As negotiations for a major new contract with the British Film Institute (BFI) on its Screengrab deal get under way, the BFI’s chief executive, Nigel Brock, has promised the deal will deliver “the best creative environment it has ever been in the BFI” and “the widest possible distribution” of films in the world.
In return, BFI, which has been the largest of the UK’s four main film production companies since it was spun off as the British Film Producers Association in 2009, is hoping to secure the rights to make a range of films, including the BFI screengrab and documentary strand and The BFI, which the organisation has been running for three years.
But the negotiations are already causing concerns about the level of support the BFI is receiving for the Screengrab deal, which was not originally part of the BFI’s constitution, but was added after the union Unite complained the BFI was paying too much and having the rights to screen UK-only films in the US.
In order for the Screengrab agreement to be signed for the BFI to continue to make films, BFI chief executive Nigel Brock said the union and other industry stakeholders would have to make up the difference.
“We, along with Unite, have said since our creation a year ago, that it is unacceptable to have an agreement that is not in line with our constitution and is not based on best practice,” he said. “If there is a shortfall in the way we deal with Screengrab, we will have to look at whether or not it really is necessary for us to continue to have a Screengrab deal or whether we might move to another model or model another way of funding the film industry.”
“It is vital that we all work together to get the best terms we can on the Screengrab deal and for the screengrab to be seen by as wide a range of film lovers as possible.

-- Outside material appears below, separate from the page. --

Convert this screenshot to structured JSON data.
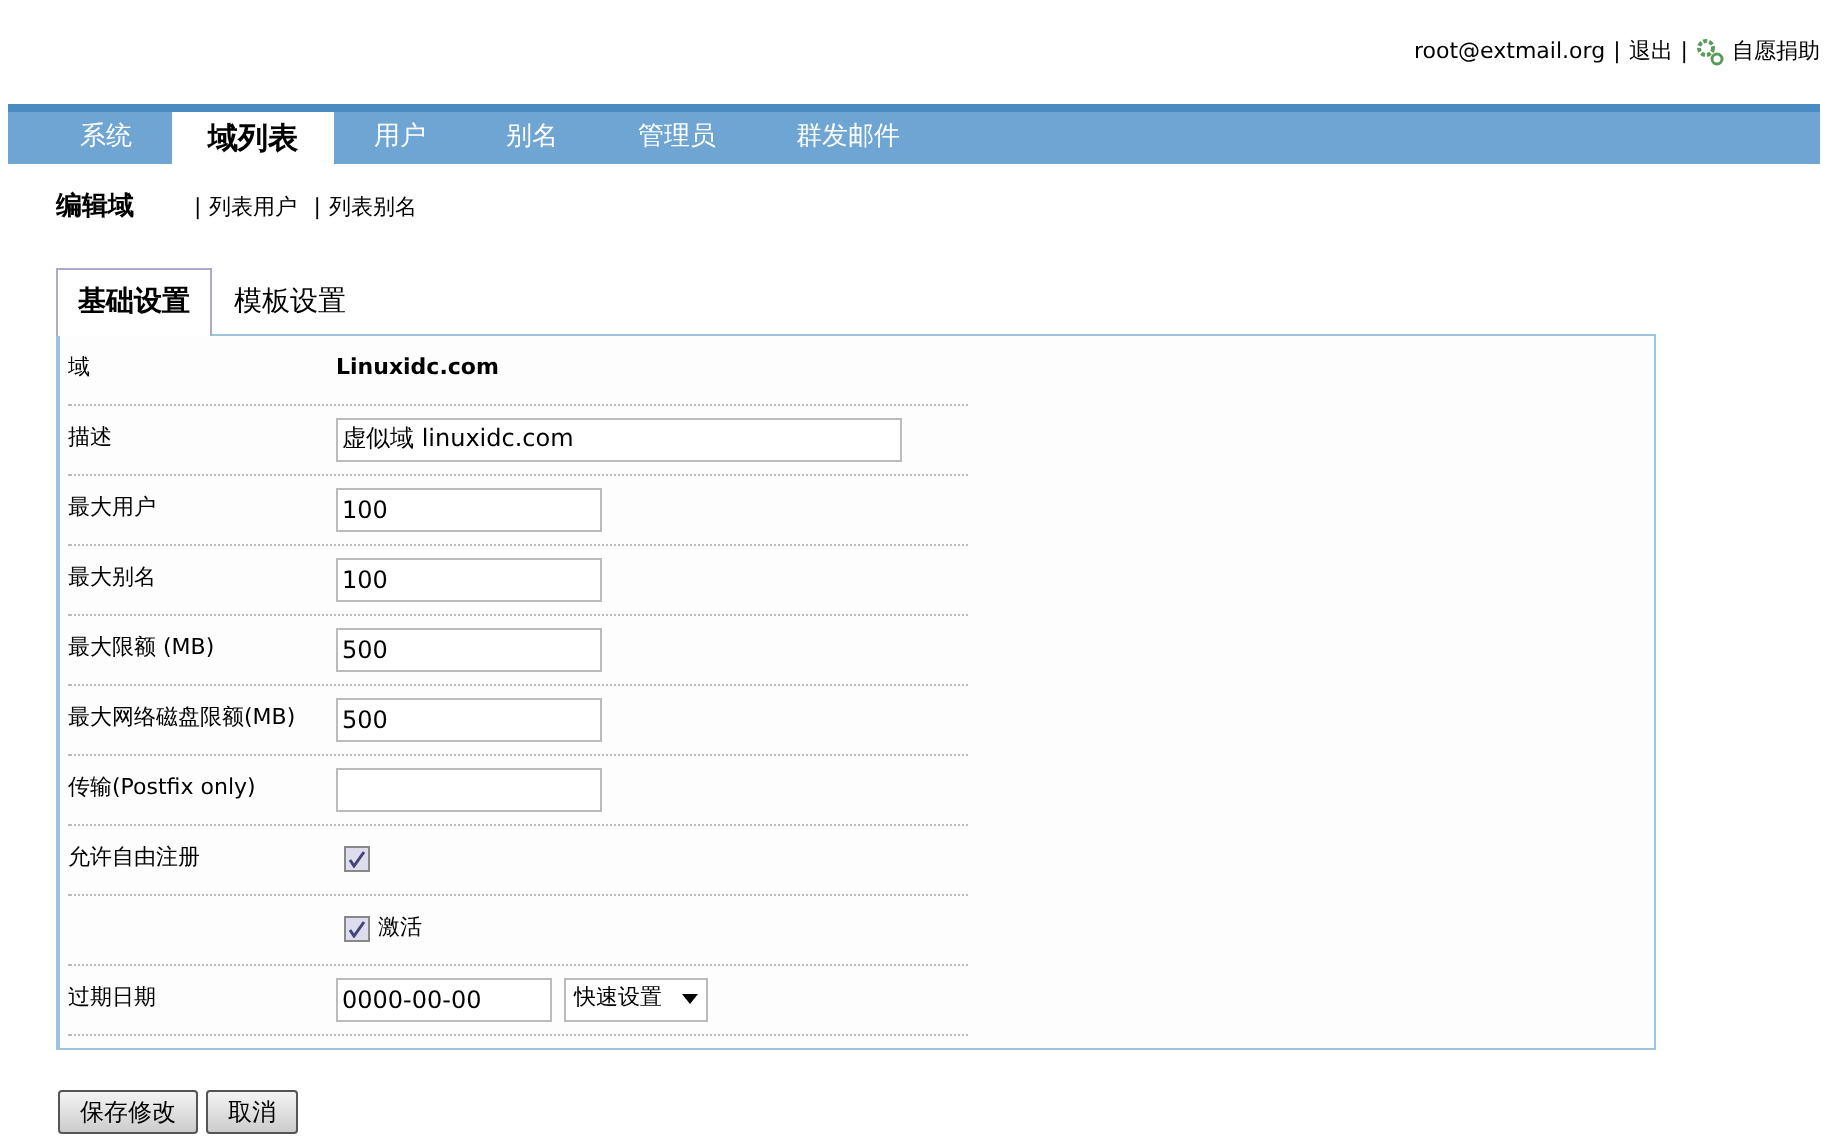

“My aim is for the contract for the Screengrab to be in place in time for the BFI’s 50th anniversary next month, and I am keen to get it signed as soon